His name was Donald, and when I was 17, he was the most
beautiful boy I’d ever seen-6-foot-2 or so, shaggy black hair, freckled Irish face. And he could ski like the wind. I wasn’t alone in my lust. Every girl in the Mount Washington Valley wanted him. They’d slink around him in pricey pink CB outfits, all crisp and fur-trimmed. I didn’t have a chance in my too-cool-to-coordinate ensemble.
But one day, we met atop Doubleheader, a steep double-fall line trail at Tyrol, N.H., our tiny home hill. Simultaneously, we launched off the first cornice-he on orange Olin IVs, me on my 200-cm Rossi Roc Comps-and we flew. Each pitch, we’d swap the lead, one cutting tight turns, the other making them figure eights. It didn’t matter what that ungroomed 1970s terrain threw at us.I took air; he flew just as high behind me. He skied dangerously close to a tree stump, I did the same. As we soared off the last lip before the trail ended, it felt like we were one. And at the bottom, hearts pounding, we looked at each other, and I just knew: Despite the pastel-clad girls hoping to catch him, the liftride up belonged to me-the chick who could rip.

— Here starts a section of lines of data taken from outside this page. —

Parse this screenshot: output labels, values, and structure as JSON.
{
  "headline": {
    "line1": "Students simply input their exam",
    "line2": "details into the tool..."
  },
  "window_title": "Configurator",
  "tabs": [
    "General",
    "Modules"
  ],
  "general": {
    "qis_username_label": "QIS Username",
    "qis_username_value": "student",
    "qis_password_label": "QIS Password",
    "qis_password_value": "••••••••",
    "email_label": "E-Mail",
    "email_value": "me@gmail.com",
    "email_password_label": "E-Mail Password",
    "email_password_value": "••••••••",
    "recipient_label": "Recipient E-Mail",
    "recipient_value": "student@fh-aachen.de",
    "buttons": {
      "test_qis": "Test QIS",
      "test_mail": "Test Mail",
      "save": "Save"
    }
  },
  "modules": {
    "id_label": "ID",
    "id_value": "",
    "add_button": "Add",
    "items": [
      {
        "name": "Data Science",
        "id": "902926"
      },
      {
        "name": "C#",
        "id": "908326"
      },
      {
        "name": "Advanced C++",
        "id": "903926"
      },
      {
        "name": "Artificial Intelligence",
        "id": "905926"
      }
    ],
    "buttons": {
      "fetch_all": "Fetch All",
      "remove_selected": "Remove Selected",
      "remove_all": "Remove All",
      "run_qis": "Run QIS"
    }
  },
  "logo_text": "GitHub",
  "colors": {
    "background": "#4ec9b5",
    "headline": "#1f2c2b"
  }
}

OK, so looking back, the Harlequin hokiness of it all is a bit much. But here’s how it ended up. That night, we kissed long and hard, and then…burst out laughing. It was like kissing my brother. Donald and I were not to be. We skied together for years, but we never did do the love thing. Still, the experience wised me up to a simple truth: Guys dig chicks who rip. All the hairspray and cute après boots in the world will never outshine athletic grace on a steep pitch.
Donald awoke in me the realization of power, and I learned to use it, leaving some boys in the dust, taking others along for the ride, laughing it all off. I played hard in those young single years, and skiing hard was one marker I could always count on to catch that certain eye.

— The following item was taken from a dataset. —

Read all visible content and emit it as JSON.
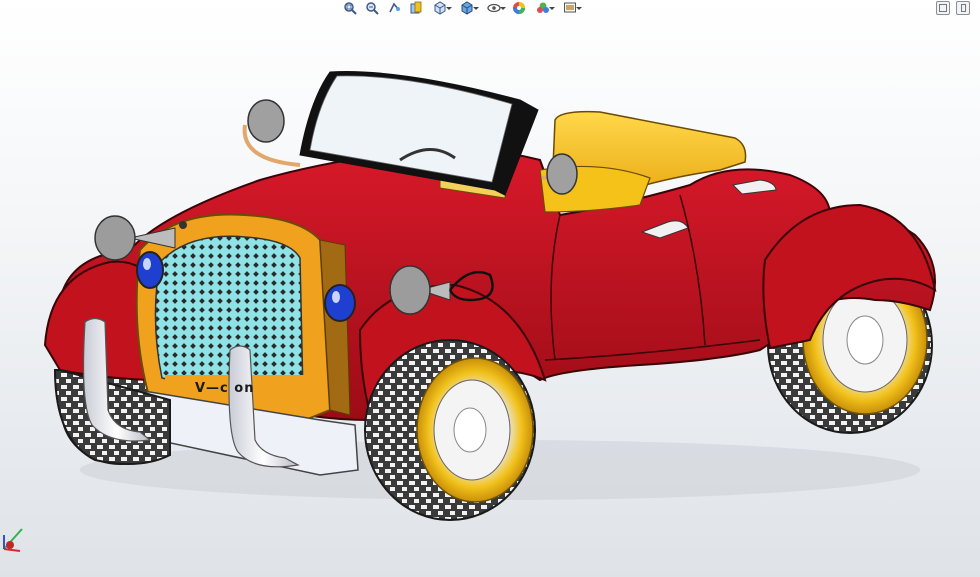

Mind you, the odds were good to begin with: In the Valley back then, it was about 100 boys to every girl, or so it seemed. Walk into the party-crazed Oxen Yoke or the kicked-back Oakley and swing a ski pole in any direction and you’d hit a dozen guys looking for the perfect ski-town girl. They weren’t all Donalds, but there they were, putty in the warm hands of any hard-skiing girl. If you could handle a really long pair of skis or wore an instructor’s jacket, you could knock the Farrah Fawcetts right out of the picture. It was intoxicating, and I know it sounds racy, but though I might have been fast, I was never easy.
Years later, I’m no longer that perfectly fit girl. Two kids, 20 years of marriage and a lot of life have changed my appearance. But at the bottom of a double-diamond, I can still see men looking at me in a different way. And I still like skiing with the guys on trails that blow the bunnies away. It’s my true-to-my-spouse, legal form of flirting. My husband understands. He sees it, too, and likes nothing better than to ski a challenging trail with me. But I also notice the look on his face when our blond 17-year-old daughter rips past us. Funny how things change from a different point of view.